National 2009 KIDS COUNT Data Book Shows Economic Security, Infant Health Major Challenges for Texas Children
July 28, 2009
Read Full Article >>
Texas ranks in the bottom third of states (34th of 50) on child well-being in a study released today by the Annie E. Casey Foundation.
The national 2009 KIDS COUNT Data Book reveals that compared to 2000, in 2007 more Texas children lived in economically insecure families and key indicators of infant health worsened. These data are particularly troubling because, while they represent most updated information available, they were gathered prior to the current economic recessionâ€"meaning these indicators of child well-being will likely continue to worsen as the data catches up with our recent harsh economic realities.

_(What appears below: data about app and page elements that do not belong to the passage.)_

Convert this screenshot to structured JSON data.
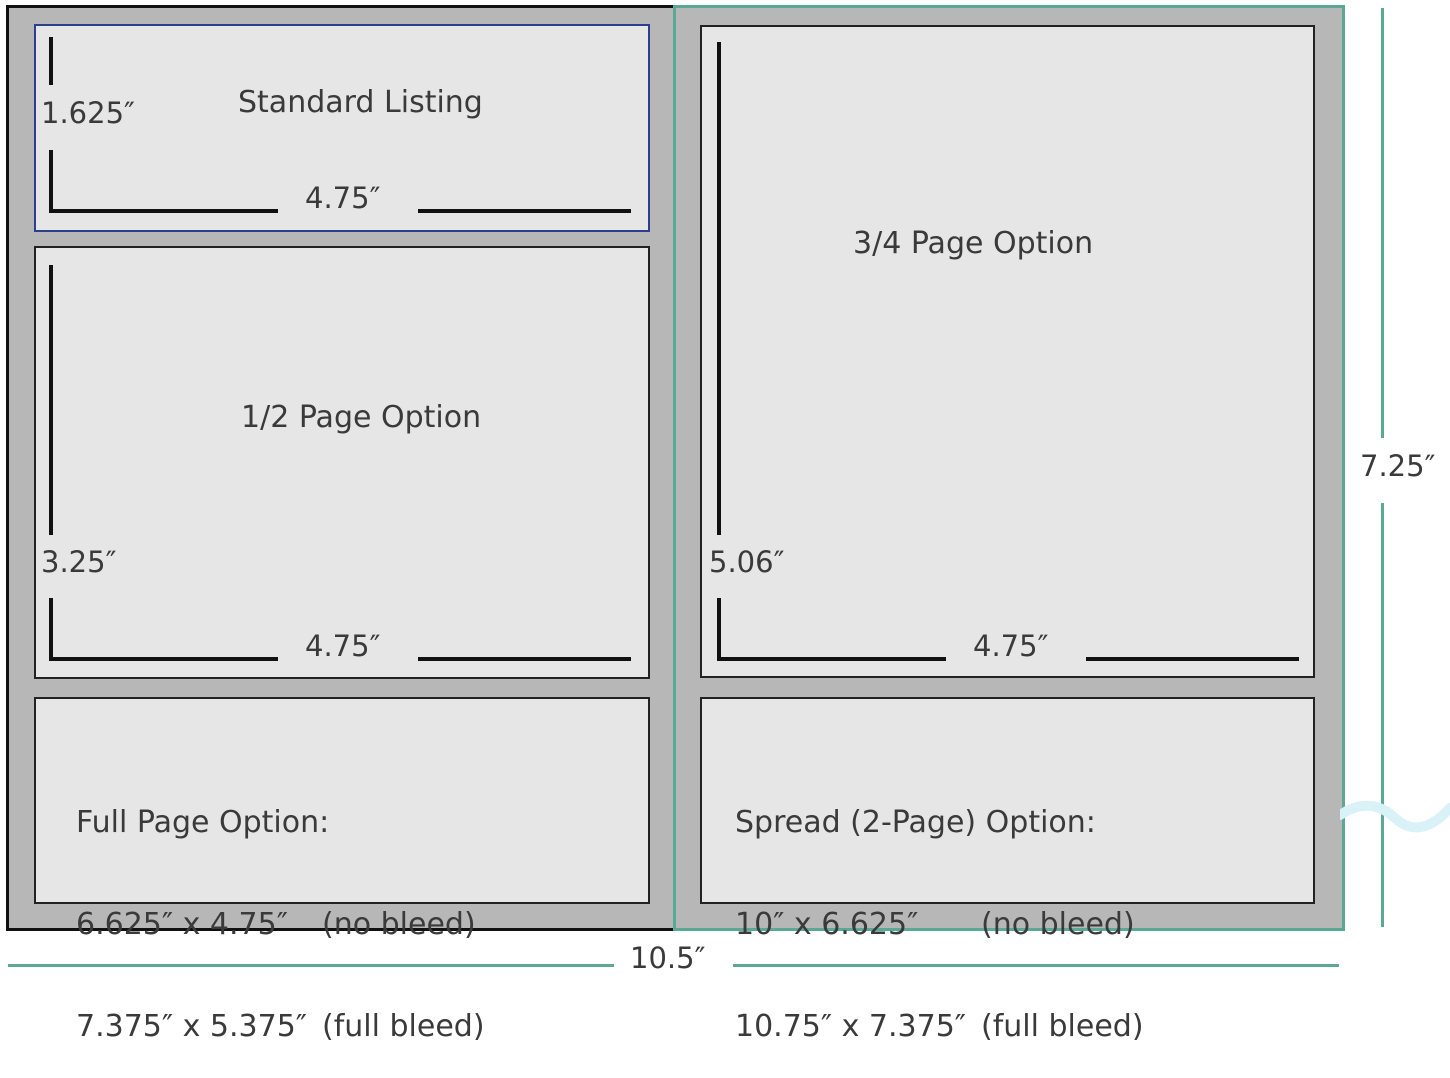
{
  "standard_listing": {
    "title": "Standard Listing",
    "height": "1.625″",
    "width": "4.75″"
  },
  "half_page": {
    "title": "1/2 Page Option",
    "height": "3.25″",
    "width": "4.75″"
  },
  "three_quarter_page": {
    "title": "3/4 Page Option",
    "height": "5.06″",
    "width": "4.75″"
  },
  "full_page": {
    "title": "Full Page Option:",
    "rows": [
      {
        "size": "6.625″ x 4.75″",
        "note": "(no bleed)"
      },
      {
        "size": "7.375″ x 5.375″",
        "note": "(full bleed)"
      }
    ]
  },
  "spread": {
    "title": "Spread (2-Page) Option:",
    "rows": [
      {
        "size": "10″ x 6.625″",
        "note": "(no bleed)"
      },
      {
        "size": "10.75″ x 7.375″",
        "note": "(full bleed)"
      }
    ]
  },
  "overall": {
    "height": "7.25″",
    "width": "10.5″"
  },
  "colors": {
    "page_bg": "#b7b7b7",
    "box_bg": "#e6e6e6",
    "teal": "#5aa995",
    "blue": "#2c3f8a"
  }
}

"Our state should prioritize the well-being of our children. Unfortunately, the data shows that even during strong economic times, children fell through the cracks. The question remains: will Texas continue to be one of the worst states for child outcomes, or will we make the necessary investments in public structures that encourage child health and economic security? As a Texan, Iâ€™ve never liked the idea of being the worst in anything. Thatâ€™s not who we want to be," Texas KIDS COUNT Director Dr. Frances Deviney said.
Texasâ€™ low national ranking is driven primarily by our high teen birth rate (63 births per 1,000 females ages 15-19) and 23-percent child poverty rate, high school dropout rate (8 percent of all 16-19 year olds), and children whose parents do not have full-time employment rate (33 percent; 26th of 50) near the national average.
Key Indicators of Child Well-Being in Texas
Economic Security for Texas Children Got Worse Prior to the Recession
The economic expansion in 2007 left Texas children behind. That year, the number of Texas children living in poverty increased to 1.5 million, or nearly one of every four children in the state. One of three Texas children (2.2 million) had parents that lacked secure employment in 2007, an increase of 3 percent since 2000. Because these negative changes occurred during the economic expansion prior to the recession, they suggest Texas state policies make it harder, not easier, for Texas families with children to escape poverty.
Key Infant Health Indicators Declined
Both the percentage of Texas infants born with low birth weight (under 5.5 pounds) and the infant mortality rate rose in 2007. Low birth weight rates rose 14 percent from 7.4 percent of all births in 2000 to 8.4 percent in 2006, totaling nearly 34,000 Texas infants. The infant mortality rate rose 9 percent during the same period, totaling nearly 2,500 infant deaths (or 6.2 deaths per 1,000 live births) in 2007.
A Bright Spot: Texas Child and Teen Death Rates Improved
The child death rate in Texas decreased 13 percent since 2000 to 21 deaths per 100,000 children ages 1-to-14 in 2006. The stateâ€™s teen death rate decreased 16 percent during that same period, falling to 64 deaths per 100,000 teens in 2006. The decline in both rates are driven largely by a reduction in accidents.
National Book Available Online
The data described above shows the clear importance of tracking indicators of child well-being. The 20th annual Data Book contains the Annie E. Casey Foundationâ€™s essay that takes stock of the countryâ€™s progress in keeping track of this type of data. The book is available online at: http://datacenter.kidscount.org/databook/2009/Default.aspx.
More Texas Data
The book is also complemented by an expanded online Data Center that contains hundreds of measures of child well-being covering national, state, county, and city information.
Online Audio Sound Bites
Audio sound bites are also available online:
- Dr. Frances Deviney, Texas KIDS COUNT Director
- Laura Beavers, Coordinator of the National KIDS COUNT Project at the Annie E. Casey Foundation
- Patrick McCarthy, Senior Vice President at the Annie E. Casey Foundation
The Center for Public Policy Priorities (CPPP) is a nonpartisan, nonprofit 501(c)(3) policy institute committed to improving public policies to better the economic and social conditions of low- and moderate-income Texans. CPPP is home to the Texas KIDS COUNT project.